Restoring national social contracts is not enough, however. We need to reform global governance and build capacity to provide global public goods. As the pandemic has shown, in our interdependent world no one is safe unless everyone is safe.
In this multipolar world, where many countries are capable of shaping reality, gaining legitimacy and fostering consensus, we need to expand the global community, giving more voice within the United Nations system and the Bretton Woods financial institutions—the International Monetary Fund and the World Bank—to countries long under-represented. Global public institutions must be accountable to their full membership, open to diverse viewpoints, cognisant of new voices and with balanced dispute-resolution systems. The calls from countries of the global south for a greater role in global governance, which echoed during the UN General Assembly in September, should be attended to carefully.

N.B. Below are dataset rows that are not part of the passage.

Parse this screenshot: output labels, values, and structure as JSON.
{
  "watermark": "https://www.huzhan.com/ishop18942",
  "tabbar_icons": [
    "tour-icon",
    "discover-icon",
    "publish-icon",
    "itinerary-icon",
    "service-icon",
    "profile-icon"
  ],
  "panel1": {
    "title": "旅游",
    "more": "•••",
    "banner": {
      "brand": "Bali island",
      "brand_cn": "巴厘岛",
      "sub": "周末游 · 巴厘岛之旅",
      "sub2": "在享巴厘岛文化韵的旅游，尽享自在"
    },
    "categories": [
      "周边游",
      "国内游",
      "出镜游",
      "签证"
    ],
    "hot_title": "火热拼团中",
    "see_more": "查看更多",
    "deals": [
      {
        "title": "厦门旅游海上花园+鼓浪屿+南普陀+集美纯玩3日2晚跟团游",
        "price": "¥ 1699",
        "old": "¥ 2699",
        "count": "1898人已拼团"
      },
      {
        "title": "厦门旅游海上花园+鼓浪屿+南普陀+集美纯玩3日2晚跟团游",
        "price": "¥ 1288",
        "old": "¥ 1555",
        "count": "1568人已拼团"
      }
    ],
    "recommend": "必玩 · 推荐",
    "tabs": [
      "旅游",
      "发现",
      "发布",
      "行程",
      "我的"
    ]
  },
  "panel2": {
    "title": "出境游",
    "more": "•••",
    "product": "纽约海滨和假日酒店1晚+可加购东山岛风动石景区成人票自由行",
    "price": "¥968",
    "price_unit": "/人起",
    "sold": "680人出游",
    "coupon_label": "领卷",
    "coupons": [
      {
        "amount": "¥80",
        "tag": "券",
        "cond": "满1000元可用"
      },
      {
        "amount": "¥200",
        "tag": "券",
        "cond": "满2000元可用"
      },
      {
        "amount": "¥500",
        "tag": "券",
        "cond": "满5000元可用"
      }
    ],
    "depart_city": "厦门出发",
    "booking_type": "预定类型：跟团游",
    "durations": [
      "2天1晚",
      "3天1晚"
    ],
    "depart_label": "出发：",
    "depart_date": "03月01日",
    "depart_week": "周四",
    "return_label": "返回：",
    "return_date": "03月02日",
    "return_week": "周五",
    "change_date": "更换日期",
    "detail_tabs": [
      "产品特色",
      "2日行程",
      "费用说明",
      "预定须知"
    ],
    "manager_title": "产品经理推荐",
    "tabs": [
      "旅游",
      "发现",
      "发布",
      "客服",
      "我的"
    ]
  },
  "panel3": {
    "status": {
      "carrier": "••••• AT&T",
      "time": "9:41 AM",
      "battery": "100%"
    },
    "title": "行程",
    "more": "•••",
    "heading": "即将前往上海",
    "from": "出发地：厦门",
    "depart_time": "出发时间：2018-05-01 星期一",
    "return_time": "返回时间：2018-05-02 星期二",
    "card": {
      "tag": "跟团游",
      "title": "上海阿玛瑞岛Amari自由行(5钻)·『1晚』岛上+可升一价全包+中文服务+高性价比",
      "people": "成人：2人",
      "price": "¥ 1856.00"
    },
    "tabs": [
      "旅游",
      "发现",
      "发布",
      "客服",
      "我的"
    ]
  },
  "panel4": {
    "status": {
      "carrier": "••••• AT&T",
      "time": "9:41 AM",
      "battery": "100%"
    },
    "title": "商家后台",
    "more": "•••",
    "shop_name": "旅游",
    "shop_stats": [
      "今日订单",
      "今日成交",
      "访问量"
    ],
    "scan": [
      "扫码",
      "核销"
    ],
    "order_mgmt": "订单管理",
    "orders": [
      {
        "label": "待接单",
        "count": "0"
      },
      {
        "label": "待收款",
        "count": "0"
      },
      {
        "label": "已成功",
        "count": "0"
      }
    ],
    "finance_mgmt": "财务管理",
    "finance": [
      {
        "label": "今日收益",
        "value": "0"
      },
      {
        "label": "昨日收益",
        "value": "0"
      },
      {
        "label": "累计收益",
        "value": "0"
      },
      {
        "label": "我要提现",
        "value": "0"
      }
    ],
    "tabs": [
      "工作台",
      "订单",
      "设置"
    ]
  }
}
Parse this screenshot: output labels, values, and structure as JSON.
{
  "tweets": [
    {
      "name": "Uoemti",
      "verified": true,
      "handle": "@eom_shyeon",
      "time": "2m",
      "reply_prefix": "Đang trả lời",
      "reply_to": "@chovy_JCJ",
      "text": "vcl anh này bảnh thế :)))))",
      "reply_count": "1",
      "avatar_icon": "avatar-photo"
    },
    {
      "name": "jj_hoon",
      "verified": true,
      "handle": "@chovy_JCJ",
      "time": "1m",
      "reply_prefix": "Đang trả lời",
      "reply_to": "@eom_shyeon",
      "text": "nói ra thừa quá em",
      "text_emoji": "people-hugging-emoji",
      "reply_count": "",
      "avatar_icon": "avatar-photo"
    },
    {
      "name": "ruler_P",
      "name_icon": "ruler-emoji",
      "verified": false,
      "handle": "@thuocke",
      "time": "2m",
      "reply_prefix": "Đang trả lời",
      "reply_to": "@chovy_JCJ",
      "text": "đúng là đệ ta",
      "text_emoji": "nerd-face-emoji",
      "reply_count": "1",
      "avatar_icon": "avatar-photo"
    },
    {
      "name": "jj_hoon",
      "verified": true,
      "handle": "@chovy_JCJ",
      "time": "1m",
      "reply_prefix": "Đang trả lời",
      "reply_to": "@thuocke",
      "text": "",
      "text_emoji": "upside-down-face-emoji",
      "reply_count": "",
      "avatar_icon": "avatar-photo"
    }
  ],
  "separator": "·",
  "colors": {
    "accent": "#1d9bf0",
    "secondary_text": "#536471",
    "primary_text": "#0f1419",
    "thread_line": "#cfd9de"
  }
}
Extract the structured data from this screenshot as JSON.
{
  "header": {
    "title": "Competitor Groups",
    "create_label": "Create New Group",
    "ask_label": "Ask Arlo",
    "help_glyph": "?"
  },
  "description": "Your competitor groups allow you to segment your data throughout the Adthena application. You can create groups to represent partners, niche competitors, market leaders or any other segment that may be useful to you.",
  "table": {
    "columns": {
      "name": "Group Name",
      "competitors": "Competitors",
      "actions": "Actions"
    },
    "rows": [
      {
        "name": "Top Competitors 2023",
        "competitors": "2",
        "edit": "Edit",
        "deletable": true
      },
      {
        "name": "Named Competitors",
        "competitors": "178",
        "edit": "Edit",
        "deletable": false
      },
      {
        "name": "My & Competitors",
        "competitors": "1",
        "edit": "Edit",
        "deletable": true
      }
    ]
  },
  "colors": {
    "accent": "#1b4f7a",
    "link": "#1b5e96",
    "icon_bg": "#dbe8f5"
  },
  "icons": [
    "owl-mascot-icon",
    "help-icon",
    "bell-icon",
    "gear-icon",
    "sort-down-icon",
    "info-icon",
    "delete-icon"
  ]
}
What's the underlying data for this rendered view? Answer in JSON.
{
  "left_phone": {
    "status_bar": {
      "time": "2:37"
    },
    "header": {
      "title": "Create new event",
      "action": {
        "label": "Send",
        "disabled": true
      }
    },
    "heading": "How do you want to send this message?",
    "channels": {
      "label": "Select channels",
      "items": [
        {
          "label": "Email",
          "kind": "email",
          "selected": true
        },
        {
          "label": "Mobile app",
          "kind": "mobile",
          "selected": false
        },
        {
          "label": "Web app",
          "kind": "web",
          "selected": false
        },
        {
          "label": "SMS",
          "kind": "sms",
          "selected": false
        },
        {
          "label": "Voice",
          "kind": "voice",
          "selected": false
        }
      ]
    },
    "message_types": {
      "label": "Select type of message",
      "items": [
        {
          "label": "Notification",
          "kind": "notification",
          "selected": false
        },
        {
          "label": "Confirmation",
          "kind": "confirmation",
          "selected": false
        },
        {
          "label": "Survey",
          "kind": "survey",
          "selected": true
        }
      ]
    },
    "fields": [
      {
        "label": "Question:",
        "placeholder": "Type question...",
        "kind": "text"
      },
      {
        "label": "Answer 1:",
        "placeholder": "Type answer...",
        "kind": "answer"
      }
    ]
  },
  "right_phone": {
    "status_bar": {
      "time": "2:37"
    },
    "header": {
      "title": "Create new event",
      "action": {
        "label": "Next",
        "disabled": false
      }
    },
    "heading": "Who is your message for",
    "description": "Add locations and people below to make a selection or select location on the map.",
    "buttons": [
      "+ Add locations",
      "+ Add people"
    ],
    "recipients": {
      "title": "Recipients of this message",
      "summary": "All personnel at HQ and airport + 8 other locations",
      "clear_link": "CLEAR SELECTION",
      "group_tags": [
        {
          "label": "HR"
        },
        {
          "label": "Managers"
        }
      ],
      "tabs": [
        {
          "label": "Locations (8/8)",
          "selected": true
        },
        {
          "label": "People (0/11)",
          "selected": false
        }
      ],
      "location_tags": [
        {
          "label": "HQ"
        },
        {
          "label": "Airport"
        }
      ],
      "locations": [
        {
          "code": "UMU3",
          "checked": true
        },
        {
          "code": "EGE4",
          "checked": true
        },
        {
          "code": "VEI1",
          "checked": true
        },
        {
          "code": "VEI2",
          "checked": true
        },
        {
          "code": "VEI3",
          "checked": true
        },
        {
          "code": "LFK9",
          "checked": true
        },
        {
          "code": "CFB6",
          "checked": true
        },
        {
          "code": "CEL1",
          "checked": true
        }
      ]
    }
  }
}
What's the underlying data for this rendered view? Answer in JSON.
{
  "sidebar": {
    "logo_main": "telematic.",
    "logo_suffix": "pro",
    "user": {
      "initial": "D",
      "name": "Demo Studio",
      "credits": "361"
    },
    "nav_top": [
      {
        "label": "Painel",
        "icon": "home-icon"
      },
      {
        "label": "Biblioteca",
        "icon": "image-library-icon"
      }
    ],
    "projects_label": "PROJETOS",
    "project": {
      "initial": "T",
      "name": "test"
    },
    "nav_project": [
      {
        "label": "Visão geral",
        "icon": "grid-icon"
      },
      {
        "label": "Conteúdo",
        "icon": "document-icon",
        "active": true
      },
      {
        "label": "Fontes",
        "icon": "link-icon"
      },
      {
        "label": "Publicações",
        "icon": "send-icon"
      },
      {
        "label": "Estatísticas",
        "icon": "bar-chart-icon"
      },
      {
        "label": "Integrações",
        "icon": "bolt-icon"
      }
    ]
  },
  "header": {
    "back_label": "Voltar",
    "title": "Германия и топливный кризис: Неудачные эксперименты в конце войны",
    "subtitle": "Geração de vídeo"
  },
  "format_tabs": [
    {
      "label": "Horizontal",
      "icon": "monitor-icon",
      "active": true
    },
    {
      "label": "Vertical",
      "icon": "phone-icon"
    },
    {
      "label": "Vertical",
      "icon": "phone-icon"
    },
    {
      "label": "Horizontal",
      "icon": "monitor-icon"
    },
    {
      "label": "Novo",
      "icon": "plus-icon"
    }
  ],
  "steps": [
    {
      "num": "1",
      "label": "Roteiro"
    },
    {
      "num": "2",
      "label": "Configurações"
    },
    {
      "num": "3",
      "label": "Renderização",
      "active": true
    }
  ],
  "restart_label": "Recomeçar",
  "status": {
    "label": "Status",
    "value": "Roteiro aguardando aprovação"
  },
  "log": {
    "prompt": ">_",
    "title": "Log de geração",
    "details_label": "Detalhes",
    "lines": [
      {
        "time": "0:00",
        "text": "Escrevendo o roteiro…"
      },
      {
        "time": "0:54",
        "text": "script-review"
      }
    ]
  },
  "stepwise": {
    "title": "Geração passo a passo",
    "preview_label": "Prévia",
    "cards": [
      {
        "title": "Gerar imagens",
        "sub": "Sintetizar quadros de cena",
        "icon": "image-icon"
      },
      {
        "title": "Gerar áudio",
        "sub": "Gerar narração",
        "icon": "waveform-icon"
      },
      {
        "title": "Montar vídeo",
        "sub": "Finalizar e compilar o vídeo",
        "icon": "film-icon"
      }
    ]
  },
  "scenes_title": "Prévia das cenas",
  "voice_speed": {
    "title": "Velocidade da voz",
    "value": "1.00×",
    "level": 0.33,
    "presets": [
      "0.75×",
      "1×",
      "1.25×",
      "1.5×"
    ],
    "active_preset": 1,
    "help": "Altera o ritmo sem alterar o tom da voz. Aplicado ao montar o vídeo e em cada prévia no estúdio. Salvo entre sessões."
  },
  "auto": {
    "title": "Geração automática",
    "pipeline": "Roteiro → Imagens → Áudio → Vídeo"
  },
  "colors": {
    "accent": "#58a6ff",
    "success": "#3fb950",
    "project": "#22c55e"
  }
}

Finally, the principle of common but differentiated responsibilities, in light of varying circumstance among states in a multilateral system seeking to produce global public goods and protect the global commons, should not be forgotten when it comes to climate and trade negotiations. If we are to make any advance on these delicate topics, a positive agenda is needed: developing economies cannot be burdened beyond their capacities and should preserve space to sustain social and economic development priorities while reducing green-house gas emissions.
Piergiuseppe Fortunato is an economist at the United Nations Conference on Trade and Development, where he leads projects on global value chains and economic integration, and an external professor of political economics at the Université de Neuchâtel.